3) I am curious about the maternal effects on desiccation tolerance of embryos and hatchlings. There were some effects of ovum size on some of the traits. How was ovum size distributed among populations?
4) Desiccation tolerance was focused on adult males and based on this the authors made an extrapolation to the population level. It would be interesting to include some discussion about the potential responses of this trait on females (What have been found in other species?). Water availability may represent a more relevant/important physiological constraint for females than males, due to the allocation of energy and fluids into eggs.
5) It is not clear if the breeding season is synchronised across the species range or if there are some mismatches among populations. This may induce differences in the maturity of the eggs during the experiments.
6) In the discussion (line 405) the authors stated that their findings (intra-specific variation on desiccation tolerance consistent with the environmental/climatic cline) may reflect (in part) cryptic speciation. I am not convinced about this idea based on the experimental design used. Moreover, I did not find arguments in the text supporting this statement… populations genetically structured are not equivalent to cryptic species, and their is not phenotypic divergence (sensu stricto) among populations. There is variability and differences on plastic responses, but not in opposite directions. Moreover, it is hard to tell if this argument is correct, as the authors developed a common garden experiment with 1 generation in which maternal and environmental effects are still present on phenotypic responses.
7) In the discussion (lines 436-437), the authors stated that “Together these results are consistent with patterns of directional selection for lower dehydration rates in areas where water is frequently scarce”. Although I understand the reasoning behind that, I am not confident with this argument because: 1) The experiment was not designed to measure selection; 2) responses in the lab can be dramatically different to responses on the field; 3) selection varies across temporal and spatial scales; 4) behaviour in some cases buffers selection. Perhaps a reciprocal transplant experiment may reveal some clues about this…
How did the authors know that animals were acclimated after 2-5 days?
Line 186 – Similarly to similar
Introduction - Is the rainfall gradient ~300-1250 or ~300-788? As implied in Table 1?
Methods - How many females did the authors mate the 5 sires to? - I am presuming males were exposed to desiccation stress prior to extracting their sperm. Could this treatment have influenced the results from the sibling experiment. - What is the variance in rainfall? In the dry areas does that fall pretty much in one season?

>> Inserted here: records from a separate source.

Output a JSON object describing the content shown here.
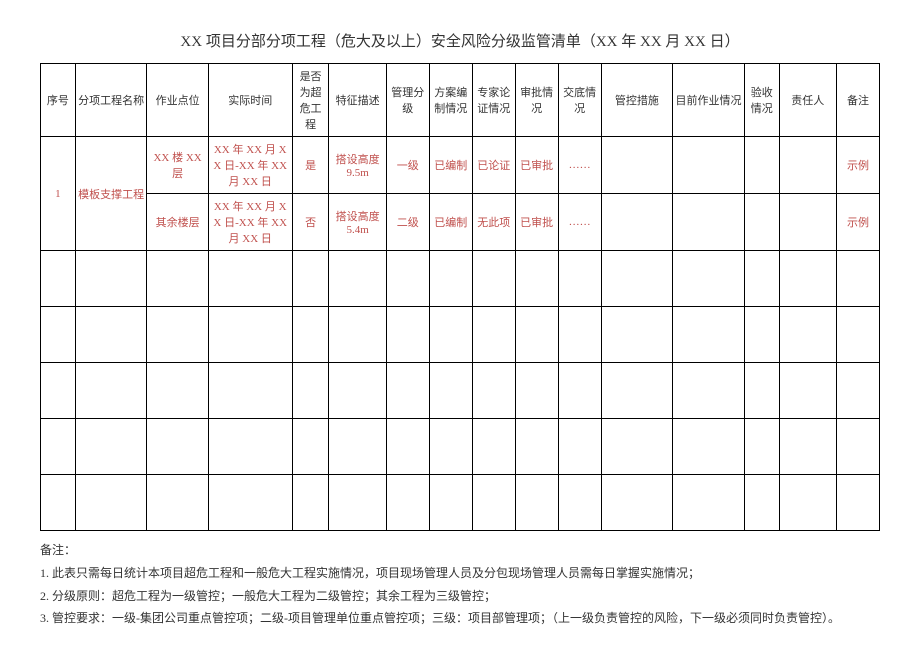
{
  "title": "XX 项目分部分项工程（危大及以上）安全风险分级监管清单（XX 年 XX 月 XX 日）",
  "headers": {
    "seq": "序号",
    "name": "分项工程名称",
    "loc": "作业点位",
    "time": "实际时间",
    "super": "是否为超危工程",
    "feat": "特征描述",
    "level": "管理分级",
    "plan": "方案编制情况",
    "expert": "专家论证情况",
    "approve": "审批情况",
    "disclose": "交底情况",
    "control": "管控措施",
    "current": "目前作业情况",
    "accept": "验收情况",
    "resp": "责任人",
    "remark": "备注"
  },
  "rows": [
    {
      "seq": "1",
      "name": "模板支撑工程",
      "loc": "XX 楼 XX 层",
      "time": "XX 年 XX 月 XX 日-XX 年 XX 月 XX 日",
      "super": "是",
      "feat": "搭设高度 9.5m",
      "level": "一级",
      "plan": "已编制",
      "expert": "已论证",
      "approve": "已审批",
      "disclose": "……",
      "control": "",
      "current": "",
      "accept": "",
      "resp": "",
      "remark": "示例"
    },
    {
      "loc": "其余楼层",
      "time": "XX 年 XX 月 XX 日-XX 年 XX 月 XX 日",
      "super": "否",
      "feat": "搭设高度 5.4m",
      "level": "二级",
      "plan": "已编制",
      "expert": "无此项",
      "approve": "已审批",
      "disclose": "……",
      "control": "",
      "current": "",
      "accept": "",
      "resp": "",
      "remark": "示例"
    }
  ],
  "notes_label": "备注：",
  "notes": [
    "1. 此表只需每日统计本项目超危工程和一般危大工程实施情况，项目现场管理人员及分包现场管理人员需每日掌握实施情况；",
    "2. 分级原则：超危工程为一级管控；一般危大工程为二级管控；其余工程为三级管控；",
    "3. 管控要求：一级-集团公司重点管控项；二级-项目管理单位重点管控项；三级：项目部管理项；（上一级负责管控的风险，下一级必须同时负责管控）。"
  ]
}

Results - Population 5 seems to be quite invariant to the different treatments. Given this population is some distance (kms) from populations 1-3 is it possible this is another species?
Discussion - Is there any idea of the gene flow between populations? The authors mention that there may be cryptic species and strong structuring, surely they must have an idea whether there is gene flow between these populations or an approximation of how long the populations have been isolated? - Line 442- Metabolic rate has been implicated in influencing desiccation resistance, the idea being that if you have low metabolic rate you are less active, lose less water etc. I wonder if the converse would also be true, you have a lower metabolic rate which means it takes more time to take on water. Or perhaps there are constraints/trade-offs and there is a greater cost to loosing water rapidly than to uptake water slowly. I imagine in this system once it rains, it really rains? I wonder if the authors could look to perhaps better studied systems to see whether this type of pattern has been documented? - Rather than populations 1,2,3,5 could they plot the annual precipitation? Or at least note under the populations high low etc